### Problem
Write out each record below exactly as it appears, with no pictures.

---- The input

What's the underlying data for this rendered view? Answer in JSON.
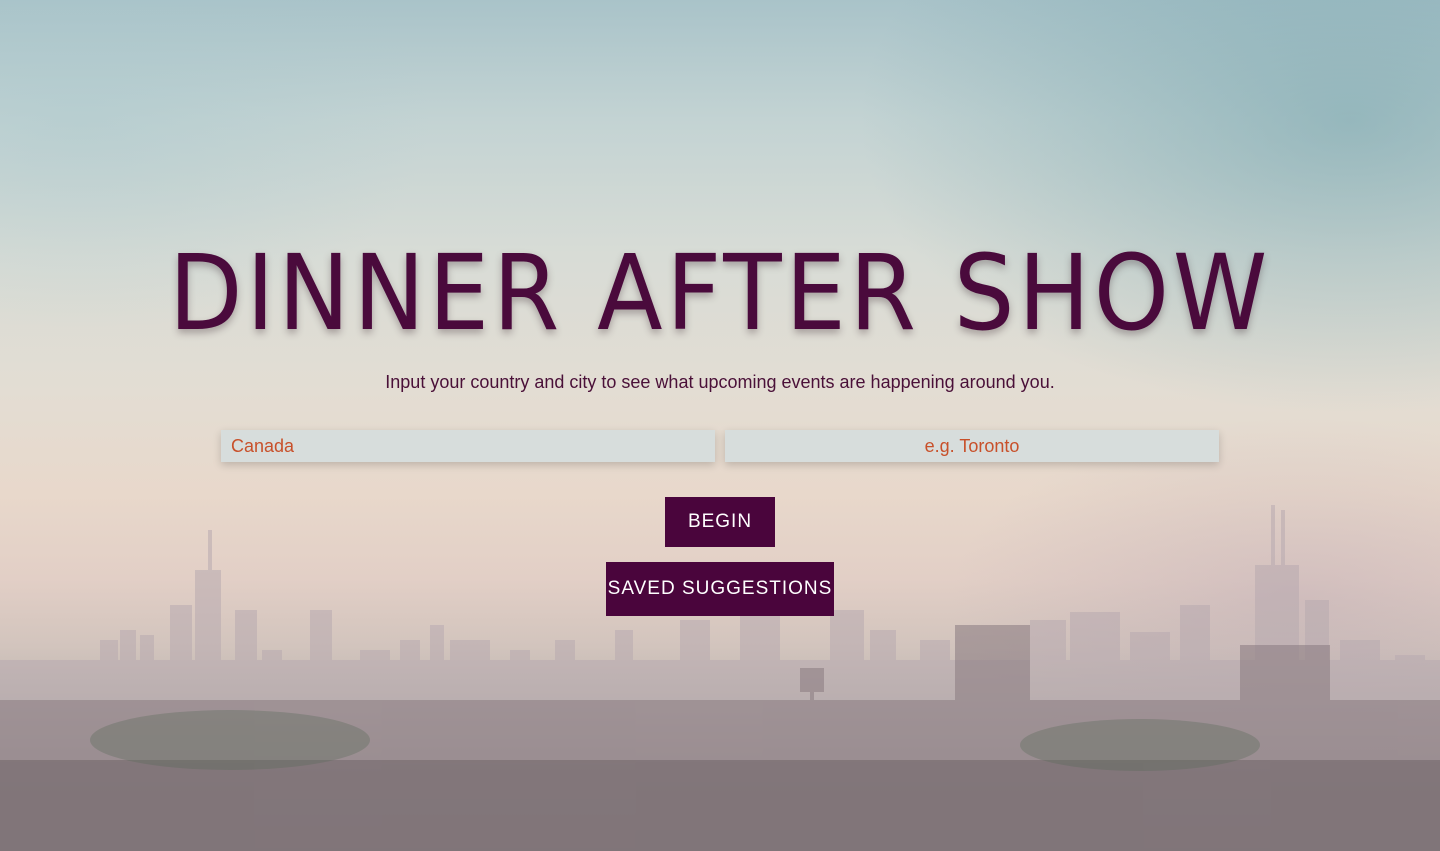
{
  "page": {
    "title": "DINNER AFTER SHOW",
    "subtitle": "Input your country and city to see what upcoming events are happening around you."
  },
  "form": {
    "country_value": "Canada",
    "country_placeholder": "",
    "city_value": "",
    "city_placeholder": "e.g. Toronto",
    "begin_label": "BEGIN",
    "saved_label": "SAVED SUGGESTIONS"
  },
  "background": {
    "icon": "city-skyline-photo"
  },
  "colors": {
    "brand": "#4a053c",
    "input_text": "#c8502a",
    "input_bg": "#d6dddc"
  }
}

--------

### Your response
What's the underlying data for this rendered view? Answer in JSON.
{
  "page": {
    "title": "DINNER AFTER SHOW",
    "subtitle": "Input your country and city to see what upcoming events are happening around you."
  },
  "form": {
    "country_value": "Canada",
    "country_placeholder": "",
    "city_value": "",
    "city_placeholder": "e.g. Toronto",
    "begin_label": "BEGIN",
    "saved_label": "SAVED SUGGESTIONS"
  },
  "background": {
    "icon": "city-skyline-photo"
  },
  "colors": {
    "brand": "#4a053c",
    "input_text": "#c8502a",
    "input_bg": "#d6dddc"
  }
}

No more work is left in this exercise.